━━ Data under study ━━
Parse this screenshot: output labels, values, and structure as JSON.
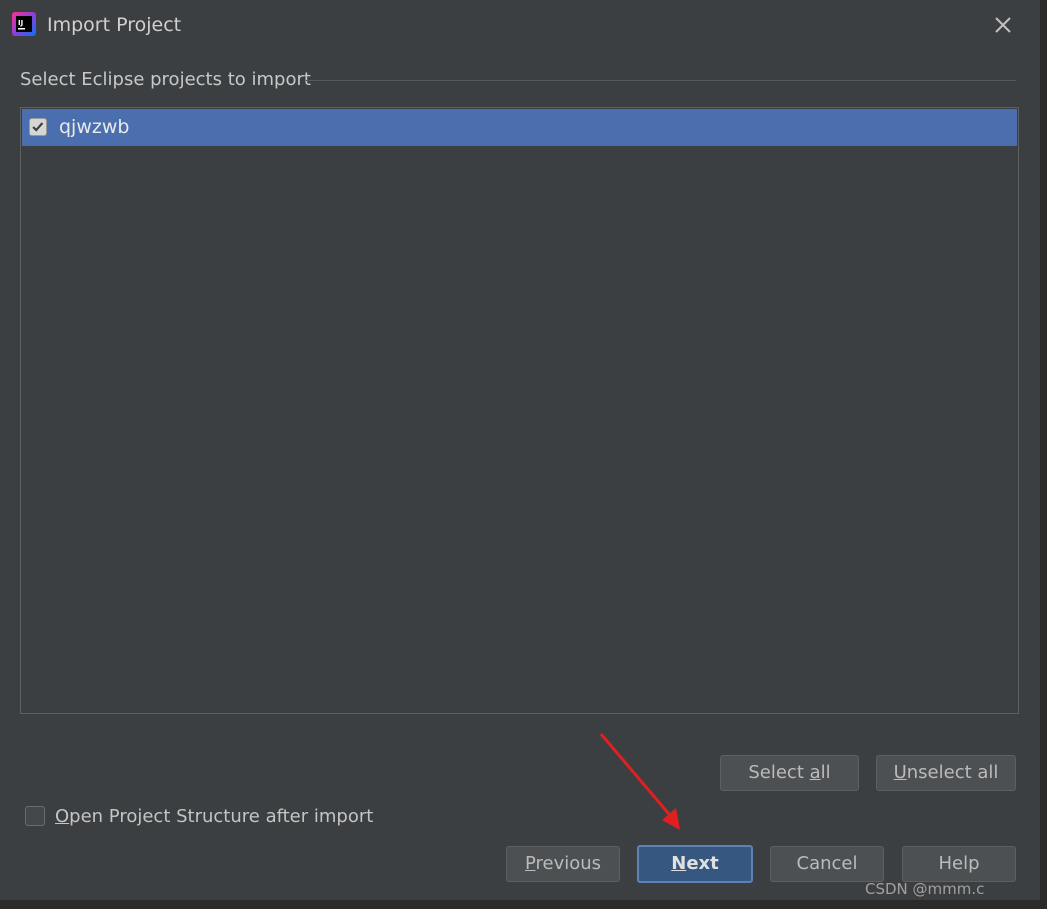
{
  "window": {
    "title": "Import Project",
    "app_icon": "intellij-idea-icon",
    "close_icon": "close-icon"
  },
  "section": {
    "title": "Select Eclipse projects to import"
  },
  "projects": [
    {
      "name": "qjwzwb",
      "checked": true,
      "selected": true
    }
  ],
  "selection_buttons": {
    "select_all": {
      "pre": "Select ",
      "mnemonic": "a",
      "post": "ll"
    },
    "unselect_all": {
      "pre": "",
      "mnemonic": "U",
      "post": "nselect all"
    }
  },
  "options": {
    "open_structure": {
      "pre": "",
      "mnemonic": "O",
      "post": "pen Project Structure after import",
      "checked": false
    }
  },
  "footer_buttons": {
    "previous": {
      "pre": "",
      "mnemonic": "P",
      "post": "revious"
    },
    "next": {
      "pre": "",
      "mnemonic": "N",
      "post": "ext"
    },
    "cancel": "Cancel",
    "help": "Help"
  },
  "watermark": "CSDN @mmm.c",
  "colors": {
    "dialog_bg": "#3c3f41",
    "selection": "#4b6eaf",
    "default_button": "#365880",
    "annotation_arrow": "#e02020"
  }
}
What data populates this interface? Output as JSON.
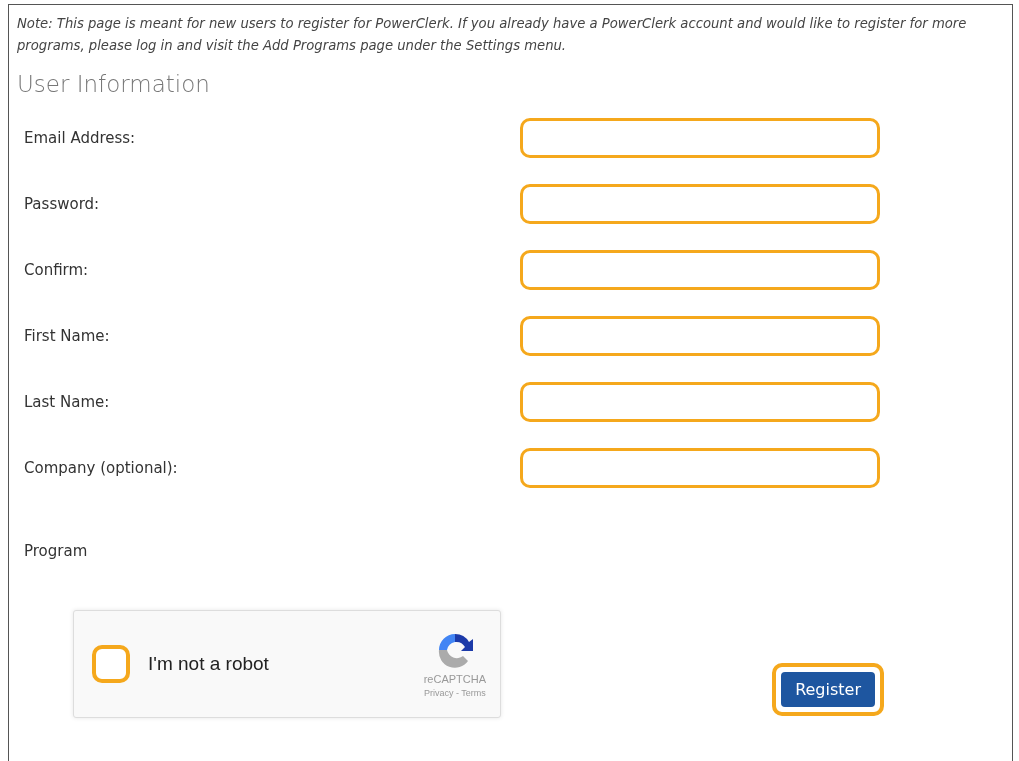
{
  "note": "Note: This page is meant for new users to register for PowerClerk. If you already have a PowerClerk account and would like to register for more programs, please log in and visit the Add Programs page under the Settings menu.",
  "section_title": "User Information",
  "fields": [
    {
      "label": "Email Address:"
    },
    {
      "label": "Password:"
    },
    {
      "label": "Confirm:"
    },
    {
      "label": "First Name:"
    },
    {
      "label": "Last Name:"
    },
    {
      "label": "Company (optional):"
    }
  ],
  "program_label": "Program",
  "captcha": {
    "label": "I'm not a robot",
    "checked": false,
    "brand": "reCAPTCHA",
    "links": "Privacy - Terms"
  },
  "register_button": "Register"
}
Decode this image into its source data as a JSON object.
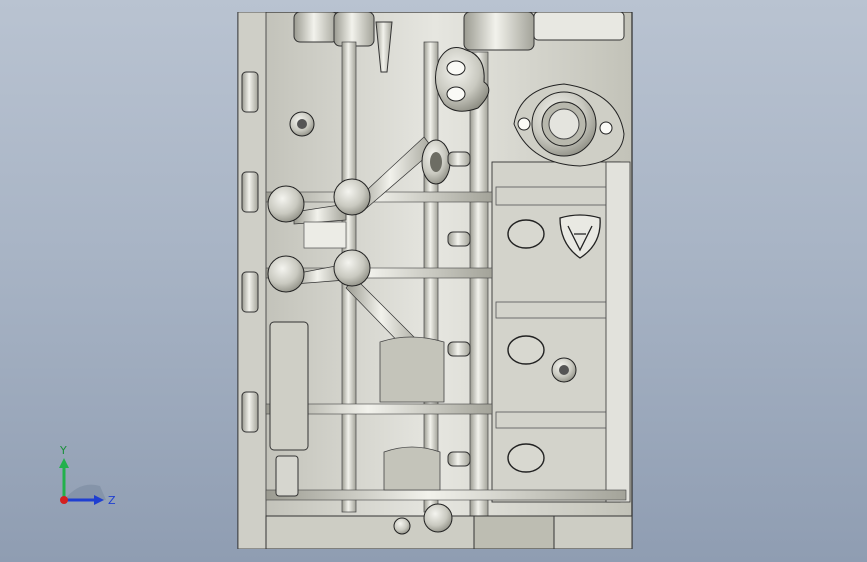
{
  "viewport": {
    "background_top": "#b9c3d1",
    "background_bottom": "#8f9db2"
  },
  "model": {
    "icon": "engine-block-part",
    "body_color": "#d9d9d2",
    "shadow_color": "#a7a79c",
    "line_color": "#2a2a2a"
  },
  "triad": {
    "y_label": "Y",
    "z_label": "Z",
    "y_color": "#22b14c",
    "z_color": "#1f3fd1",
    "x_color": "#d42020"
  }
}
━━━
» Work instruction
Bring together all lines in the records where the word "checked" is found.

» Expected answer
      "checked": true,
      "checked": false
    "checked": false,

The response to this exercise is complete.